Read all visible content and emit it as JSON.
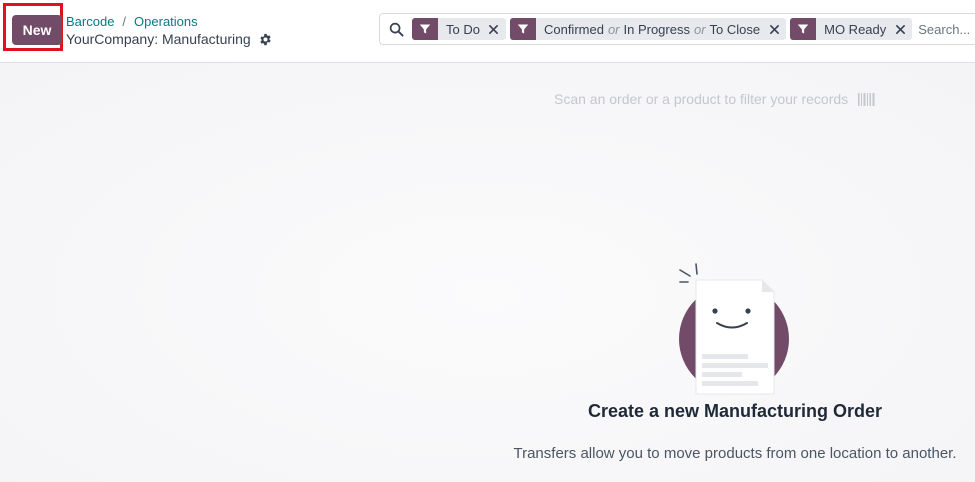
{
  "control_panel": {
    "new_button_label": "New",
    "breadcrumb": [
      {
        "label": "Barcode"
      },
      {
        "label": "Operations"
      }
    ],
    "breadcrumb_separator": "/",
    "page_title": "YourCompany: Manufacturing",
    "settings_icon": "gear-icon",
    "highlight_color": "#e0131d"
  },
  "search": {
    "icon": "search-icon",
    "placeholder": "Search...",
    "facets": [
      {
        "icon": "filter-icon",
        "values": [
          "To Do"
        ],
        "remove_icon": "close-icon"
      },
      {
        "icon": "filter-icon",
        "values": [
          "Confirmed",
          "In Progress",
          "To Close"
        ],
        "remove_icon": "close-icon"
      },
      {
        "icon": "filter-icon",
        "values": [
          "MO Ready"
        ],
        "remove_icon": "close-icon"
      }
    ],
    "facet_separator": "or"
  },
  "main": {
    "barcode_hint": "Scan an order or a product to filter your records",
    "barcode_icon": "barcode-icon",
    "helper_title": "Create a new Manufacturing Order",
    "helper_text": "Transfers allow you to move products from one location to another."
  },
  "colors": {
    "brand": "#714b67",
    "link": "#017e84",
    "facet_bg": "#e7e9ed",
    "content_bg": "#f9f9fa"
  }
}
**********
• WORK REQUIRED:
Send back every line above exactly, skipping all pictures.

• EXERCISE SOLUTION:
Read all visible content and emit it as JSON.
{
  "control_panel": {
    "new_button_label": "New",
    "breadcrumb": [
      {
        "label": "Barcode"
      },
      {
        "label": "Operations"
      }
    ],
    "breadcrumb_separator": "/",
    "page_title": "YourCompany: Manufacturing",
    "settings_icon": "gear-icon",
    "highlight_color": "#e0131d"
  },
  "search": {
    "icon": "search-icon",
    "placeholder": "Search...",
    "facets": [
      {
        "icon": "filter-icon",
        "values": [
          "To Do"
        ],
        "remove_icon": "close-icon"
      },
      {
        "icon": "filter-icon",
        "values": [
          "Confirmed",
          "In Progress",
          "To Close"
        ],
        "remove_icon": "close-icon"
      },
      {
        "icon": "filter-icon",
        "values": [
          "MO Ready"
        ],
        "remove_icon": "close-icon"
      }
    ],
    "facet_separator": "or"
  },
  "main": {
    "barcode_hint": "Scan an order or a product to filter your records",
    "barcode_icon": "barcode-icon",
    "helper_title": "Create a new Manufacturing Order",
    "helper_text": "Transfers allow you to move products from one location to another."
  },
  "colors": {
    "brand": "#714b67",
    "link": "#017e84",
    "facet_bg": "#e7e9ed",
    "content_bg": "#f9f9fa"
  }
}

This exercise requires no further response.